Q: Though it has been announced that the district was not at fault for mold a Manchester Twp. Middle School, has the incident made you reconsider anything in terms of the need for increased building and equipment inspection? Was has the incident shown about the district’s ability to adapt (by instituting a split schedule)?
A: Going forward I see us doing more training of our staff and environmental testing in our schools in order to help prevent and detect mold situations early on. The rebuilding of the Middle School will also incorporate new mold resistant flooring, building materials and furniture, and I see this approach as the standard going forward with all of our building and renovation initiatives. We currently have, and will continue to have in place, ongoing preventative maintenance/repair agreements with third-party facility specialists for all of our HVAC, mechanical and roofing systems.

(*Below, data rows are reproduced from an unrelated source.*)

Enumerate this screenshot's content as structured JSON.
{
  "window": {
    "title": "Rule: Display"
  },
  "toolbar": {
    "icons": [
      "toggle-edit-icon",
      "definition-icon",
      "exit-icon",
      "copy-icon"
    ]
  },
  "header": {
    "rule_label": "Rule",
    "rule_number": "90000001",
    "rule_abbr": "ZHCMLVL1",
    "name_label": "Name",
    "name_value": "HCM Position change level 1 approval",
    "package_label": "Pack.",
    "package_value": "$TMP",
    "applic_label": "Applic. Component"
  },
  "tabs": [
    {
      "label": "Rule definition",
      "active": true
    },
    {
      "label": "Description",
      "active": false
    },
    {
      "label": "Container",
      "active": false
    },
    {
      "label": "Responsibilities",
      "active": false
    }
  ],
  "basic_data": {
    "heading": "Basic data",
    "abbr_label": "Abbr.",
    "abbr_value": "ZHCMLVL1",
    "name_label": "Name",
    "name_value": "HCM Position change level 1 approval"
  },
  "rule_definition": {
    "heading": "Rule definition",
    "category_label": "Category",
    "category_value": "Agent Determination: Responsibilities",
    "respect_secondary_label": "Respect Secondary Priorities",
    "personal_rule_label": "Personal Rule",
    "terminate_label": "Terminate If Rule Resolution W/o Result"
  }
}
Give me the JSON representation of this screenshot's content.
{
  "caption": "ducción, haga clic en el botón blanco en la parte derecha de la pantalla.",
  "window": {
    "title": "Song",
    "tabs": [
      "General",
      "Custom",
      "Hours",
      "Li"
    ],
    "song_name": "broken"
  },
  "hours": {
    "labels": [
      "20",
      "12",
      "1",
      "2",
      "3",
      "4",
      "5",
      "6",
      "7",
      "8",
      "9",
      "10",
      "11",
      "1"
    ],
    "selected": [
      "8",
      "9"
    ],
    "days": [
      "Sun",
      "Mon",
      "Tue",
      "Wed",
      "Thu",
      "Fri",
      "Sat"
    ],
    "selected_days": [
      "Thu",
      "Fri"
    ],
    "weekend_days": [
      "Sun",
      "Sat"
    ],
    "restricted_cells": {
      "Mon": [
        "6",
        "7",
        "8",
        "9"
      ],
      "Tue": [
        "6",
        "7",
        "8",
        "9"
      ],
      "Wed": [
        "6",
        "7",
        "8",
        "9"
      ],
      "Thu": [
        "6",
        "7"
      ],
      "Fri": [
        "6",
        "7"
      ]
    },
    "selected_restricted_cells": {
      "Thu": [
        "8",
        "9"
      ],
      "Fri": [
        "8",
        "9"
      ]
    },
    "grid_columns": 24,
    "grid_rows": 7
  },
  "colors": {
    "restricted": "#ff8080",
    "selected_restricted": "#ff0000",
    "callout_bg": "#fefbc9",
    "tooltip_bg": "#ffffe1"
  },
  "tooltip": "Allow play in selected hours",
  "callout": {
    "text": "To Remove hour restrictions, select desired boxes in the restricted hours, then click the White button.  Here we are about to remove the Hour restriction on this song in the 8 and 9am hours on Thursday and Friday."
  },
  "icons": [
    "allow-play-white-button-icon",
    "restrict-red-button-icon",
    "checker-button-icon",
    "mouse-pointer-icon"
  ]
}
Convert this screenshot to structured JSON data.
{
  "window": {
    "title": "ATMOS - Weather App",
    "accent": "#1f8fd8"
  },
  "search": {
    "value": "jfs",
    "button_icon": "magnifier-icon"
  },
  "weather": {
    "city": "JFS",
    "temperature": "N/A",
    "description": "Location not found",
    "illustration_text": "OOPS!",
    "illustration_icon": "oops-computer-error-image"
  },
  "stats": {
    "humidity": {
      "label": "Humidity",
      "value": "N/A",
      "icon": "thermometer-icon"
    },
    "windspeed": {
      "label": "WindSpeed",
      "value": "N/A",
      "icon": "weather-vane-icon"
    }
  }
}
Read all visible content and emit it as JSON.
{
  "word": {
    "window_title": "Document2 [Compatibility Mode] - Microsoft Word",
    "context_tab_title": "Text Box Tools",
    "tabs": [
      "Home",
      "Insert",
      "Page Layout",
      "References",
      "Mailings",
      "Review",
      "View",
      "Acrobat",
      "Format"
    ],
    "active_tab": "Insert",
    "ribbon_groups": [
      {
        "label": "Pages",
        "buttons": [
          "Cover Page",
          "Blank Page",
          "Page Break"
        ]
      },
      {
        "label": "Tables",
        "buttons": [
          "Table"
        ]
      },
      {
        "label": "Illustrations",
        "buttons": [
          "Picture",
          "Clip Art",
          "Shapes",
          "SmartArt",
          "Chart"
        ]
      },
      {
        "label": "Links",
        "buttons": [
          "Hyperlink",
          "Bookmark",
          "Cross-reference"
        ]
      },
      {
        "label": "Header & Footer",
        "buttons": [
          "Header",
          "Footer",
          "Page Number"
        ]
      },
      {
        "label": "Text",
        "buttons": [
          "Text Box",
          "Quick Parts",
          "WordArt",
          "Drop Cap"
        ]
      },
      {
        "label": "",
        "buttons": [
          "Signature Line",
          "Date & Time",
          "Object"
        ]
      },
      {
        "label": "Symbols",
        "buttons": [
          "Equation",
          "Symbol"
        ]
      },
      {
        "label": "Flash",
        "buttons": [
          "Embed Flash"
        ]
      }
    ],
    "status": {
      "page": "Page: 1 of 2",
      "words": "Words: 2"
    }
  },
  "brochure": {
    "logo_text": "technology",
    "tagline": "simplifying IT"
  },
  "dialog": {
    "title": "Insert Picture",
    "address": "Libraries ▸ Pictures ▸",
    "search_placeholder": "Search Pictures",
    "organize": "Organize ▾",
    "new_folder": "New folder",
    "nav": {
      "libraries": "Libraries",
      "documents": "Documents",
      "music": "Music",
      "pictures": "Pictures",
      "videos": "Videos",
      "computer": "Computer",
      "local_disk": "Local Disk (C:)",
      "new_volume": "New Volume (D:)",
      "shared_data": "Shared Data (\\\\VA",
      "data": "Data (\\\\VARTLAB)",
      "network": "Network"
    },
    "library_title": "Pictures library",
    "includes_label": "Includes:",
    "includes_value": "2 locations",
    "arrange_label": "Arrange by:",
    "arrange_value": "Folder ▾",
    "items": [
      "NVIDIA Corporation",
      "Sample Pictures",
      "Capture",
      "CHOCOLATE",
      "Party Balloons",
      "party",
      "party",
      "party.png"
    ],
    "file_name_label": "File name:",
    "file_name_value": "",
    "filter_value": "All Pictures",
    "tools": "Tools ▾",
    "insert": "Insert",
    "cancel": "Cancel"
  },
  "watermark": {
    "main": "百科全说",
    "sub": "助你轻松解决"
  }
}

My larger concern is the aging of our facility infrastructure systems and how to replace them before they deteriorate further and become unreliable. This is not an issue unique to Manchester or our nation as a whole. Our infrastructure is aging at a pace faster than we can replace it (roads bridges, utilities, school building systems, etc.). Most of our mechanical systems in our schools are original, and although they have been well maintained over the years, they now exceed their designed useful life.
Historically, the state allowed us to place funds in our fund balance (surplus) for the replacement of key mechanical and maintenance systems on an ongoing basis. However, that flexibility was removed several years ago when the state took away all surplus funds above 2 percent and lowered the fund balances to no more than 2 percent of the annual operating budget. Capital construction funding at the state level that we previously took advantage of for the expansion and renovation of the High School, Middle and Whiting schools has also dried up. Finding the funding needed to replace our aging mechanical and physical plant systems with more modern and reliable equipment and systems will be a significant challenge for us going forward. Finally, this incident has shown me that working together and with the cooperation of our staff, students, parents and community, we can overcome significant obstacles that are placed in our path and still be highly successful.
Q: Manchester school administrators and teachers always seem to be on the lookout for ways to save money. Given that the district does not receive substantial state aid, how do you look for ways to save? What else, if anything can the district do to save money without sacrificing education?
A: Historically, we have used a zero based budgeting approach that focuses directly on district needs and not prior year budget numbers inflated by some arbitrary percentage increase. This has saved the taxpayers significant money over the years. We also participate in numerous group cooperative-purchasing programs (insurance, office and school supplies, electric and natural gas, gasoline and heating oil among others) and shared services agreements with both our municipality and other local school districts (student busing, paving, school security, recycling, snow removal) in order to secure the best competitive pricing and bang for the buck.
Going forward, the district will continue to seek out cooperative purchasing and shared services opportunities that benefit the district and our taxpayers. I also see us continuing to expand our efforts to secure State, Federal and Private educational grant opportunities that our district may be eligible for. Finally, we will continue our ongoing efforts to press our elected officials to modify the current State Education Aid Funding Formula (SEFA) that unduly penalizes Manchester due to our large senior population. We will also press our Federal elected officials to fully fund Federal education programs that they mandate for our local schools. All of these efforts will reduce costs without sacrificing the education of our students.